I believe the answer to the question of, “why?” lies in how both the Bush and Obama Administrations have chosen to fight the war. They have made sure that only the smallest percentage of people become really involved in the Afghan War. The families of the 100,000 troops who are there of course are worried. But there is no organized group, either of military families or of the usual anti-war crowd to keep our attention centered on the war, no matter how wasteful it has become. There is no rationing, there is no draft, there is no national exertion. The war effort is being bought and paid for by taxpayers, most of whom seem to have little interest in complaining about what is happening.
One reason that protests are muffled is that a large part of the fighting in Afghanistan is being done by private contractors, mercenaries who make a lot of money as private militias?paid for by the U.S. government. Our military is a totally volunteer force?there is no draft to raise the ire of parents. There is no danger for those who have no interest in volunteering for the military. The danger exists only for those who are forced to fight for the money.
It has been a very clever way to hold down any protests over the war. Flatly stated, few people care about what’s happening in Afghanistan and as well, in Iraq, which still has 50,000 U.S. Troops, most of whom are out of harm’s way.
But if Americans have no interest in who is being killed and wounded, perhaps they should care about the hundreds of billions of dollars being poured down the Middle East sink hole.
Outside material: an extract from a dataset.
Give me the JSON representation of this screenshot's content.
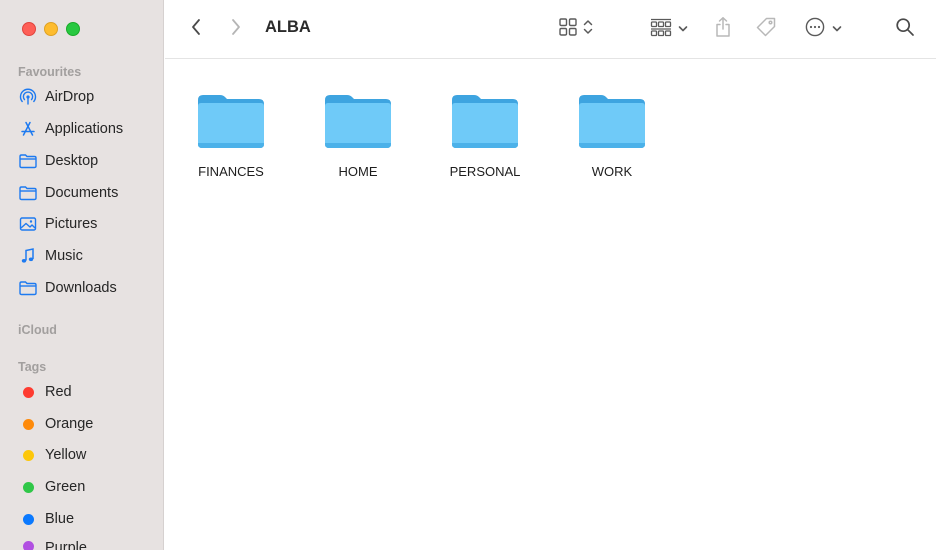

It seems that the arms industry, which eats up a large part of our national income, are unable to hire enough people to bring down the unemployment numbers. But if that money were used to build and to repair America’s infrastructure, enough jobs would be created to bring us out of our economic morass and to eventually erase the deficit which seems to be the only thing about which politicians are concerned.
I should mention that, unlike WWII, there is now no overwhelming tax burden placed on the rich to help pay for the war.
Our wars should be costly to every American individual, with the result that we would not so willingly believe the lies the government tells us in order to get us into them. We should re-institute the draft to get the attention of a large number of parents. We should fire all the mercenary armies we are paying and pay instead the cheaper and the unwilling draftees who would have to fight the wars the politicians are in such a hurry to have someone else fight.
James G. Abourezk is a lawyer practicing in South Dakota. He is a former United States senator and the author of two books, Advise and Dissent, and a co-author of Through Different Eyes. This article runs in the current issue of Washington Report For Middle East Affairs and appears here by permission. Abourezk can be reached at firstname.lastname@example.org.